Women rice farmers: Agents of change in eastern India

Post date: Aug 31, 2016 5:43:43 AM

by Swati Nayak and Manzoor H. Dar

The project Stress-Tolerant Rice for Africa and South Asia (STRASA) has rolled out initiatives to ensure farm productivity and food security and lessen climatic vulnerability in eastern India through women farmers. STRASA has established significant new strategic partnerships and convergence in the region. Its planning and convergence activities include giving women farmers access to stress-tolerant rice varieties (STRVs)—the most important input in the agricultural production chain.

These initiatives not only target women’s inclusion. They also provide systemic development, capacity building, and livelihood enhancement with the vision of establishing women as recognized farmers, seed growers, disseminators, and agents of change within their own communities and beyond.

Eastern India is dubbed a critical zone because climatic aberrations and abiotic stresses, such as floods and droughts, repeatedly occur in the region. Women farmers are ranked high in vulnerability mapping. In this context, the mass introduction, use, and seed multiplication of STRVs through women’s groups can be a potential game-changer in the socioeconomic and food production dynamics in the region.

An underlying framework of involving women-led institutions has been proven as one of the most effective means of socioeconomic and political empowerment of women. As an entry point for seed and technology-related interventions for women farmers, STRASA has identified, planned, and converged with many umbrella agencies involved in promoting grass-roots and women’s self-help groups (SHGs), federations, producer groups, etc. Each of the agencies has the expertise for developing and enhancing the lives of millions of women farmers in the region.

STRASA has ensured that seed interventions made are not isolated and random initiatives, but rather active catalysts that can contribute to the overall livelihood of the women and their households in stress-prone areas. The project has achieved this goal by converging seed initiatives strategically with many successful integrated livelihood projects such as farm activity, nonfarm activity, nontimber forest products, forest livelihood, renewable solar energy, efficient irrigation models, as well as cereals-, millet-, and pulses-based integrated farming.

The goal is to make a tangible impact on women’s livelihood by giving women farmers access to knowledge, technology, information, inputs for several value chain processes, and relevant institutions.

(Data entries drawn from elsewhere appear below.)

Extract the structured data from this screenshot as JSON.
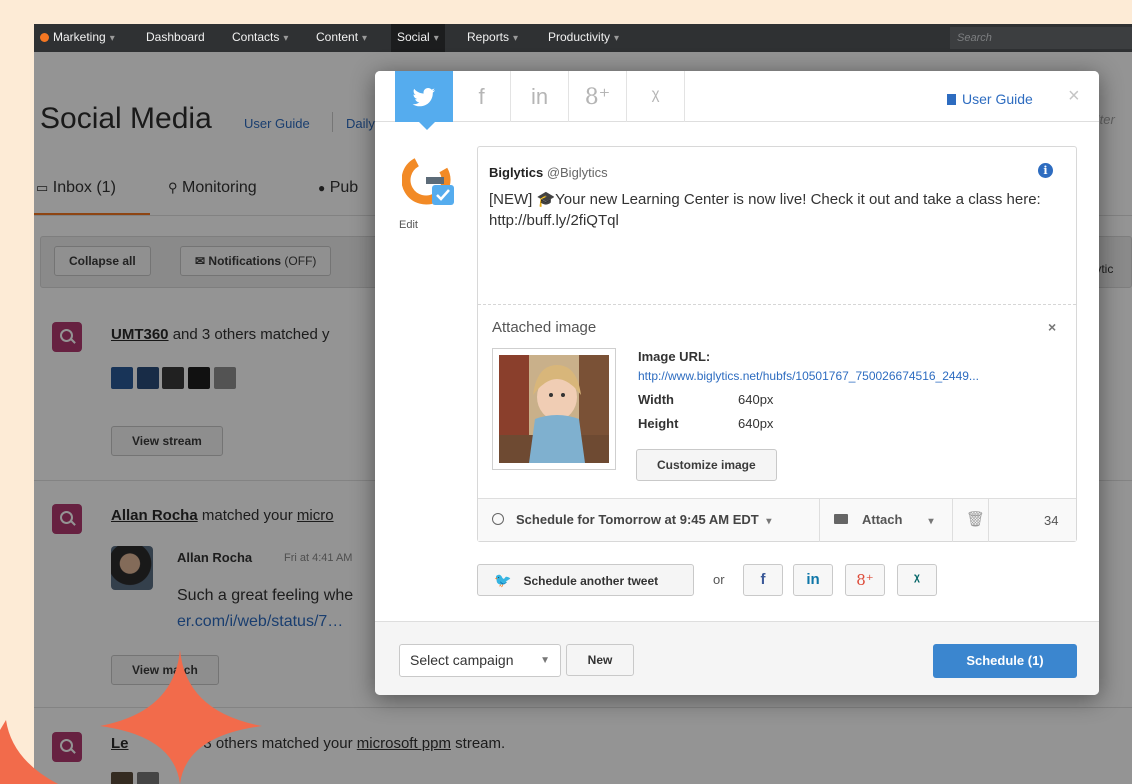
{
  "topnav": {
    "items": [
      {
        "label": "Marketing",
        "caret": "▾"
      },
      {
        "label": "Dashboard",
        "caret": ""
      },
      {
        "label": "Contacts",
        "caret": "▾"
      },
      {
        "label": "Content",
        "caret": "▾"
      },
      {
        "label": "Social",
        "caret": "▾"
      },
      {
        "label": "Reports",
        "caret": "▾"
      },
      {
        "label": "Productivity",
        "caret": "▾"
      }
    ],
    "search_placeholder": "Search"
  },
  "page": {
    "title": "Social Media",
    "user_guide": "User Guide",
    "daily_fragment": "Daily",
    "search_fragment": "Iter",
    "tabs": [
      "Inbox (1)",
      "Monitoring",
      "Pub"
    ],
    "toolbar": {
      "collapse_all": "Collapse all",
      "notifications": "Notifications",
      "notifications_state": "(OFF)",
      "right_fragment": "glytic"
    }
  },
  "feed": {
    "item1": {
      "name": "UMT360",
      "rest": " and 3 others matched y",
      "view": "View stream"
    },
    "item2": {
      "name": "Allan Rocha",
      "rest": " matched your ",
      "link_fragment": "micro",
      "author": "Allan Rocha",
      "time": "Fri at 4:41 AM",
      "body": "Such a great feeling whe",
      "url_fragment": "er.com/i/web/status/7…",
      "view": "View match"
    },
    "item3": {
      "name_fragment": "Le",
      "mid": "nd 3 others matched your ",
      "stream": "microsoft ppm",
      "end": " stream."
    }
  },
  "modal": {
    "networks": [
      "twitter",
      "facebook",
      "linkedin",
      "google-plus",
      "xing"
    ],
    "network_labels": [
      "🐦",
      "f",
      "in",
      "8⁺",
      "ᵡ"
    ],
    "user_guide": "User Guide",
    "close": "×",
    "edit": "Edit",
    "account_name": "Biglytics",
    "account_handle": "@Biglytics",
    "tweet": "[NEW] 🎓Your new Learning Center is now live! Check it out and take a class here: http://buff.ly/2fiQTql",
    "attached_title": "Attached image",
    "attach_close": "×",
    "image_url_label": "Image URL:",
    "image_url": "http://www.biglytics.net/hubfs/10501767_750026674516_2449...",
    "width_label": "Width",
    "width_value": "640px",
    "height_label": "Height",
    "height_value": "640px",
    "customize": "Customize image",
    "schedule_time": "Schedule for Tomorrow at 9:45 AM EDT",
    "schedule_caret": "▾",
    "attach": "Attach",
    "attach_caret": "▾",
    "char_count": "34",
    "schedule_another": "Schedule another tweet",
    "or": "or",
    "share_buttons": [
      "f",
      "in",
      "8⁺",
      "ᵡ"
    ],
    "campaign": "Select campaign",
    "new": "New",
    "schedule": "Schedule (1)"
  },
  "colors": {
    "twitter": "#55acee",
    "facebook": "#3b5998",
    "linkedin": "#0e76a8",
    "google_plus": "#dd4b39",
    "xing": "#026466",
    "primary_button": "#3b86cf",
    "feed_icon": "#b23a70",
    "background": "#fdebd6",
    "star": "#f26b4b"
  }
}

These strategic initiatives have created research opportunities for comparing, learning, and sharing different models of interventions along with various agencies. (For full story, click in Rice Today Online.)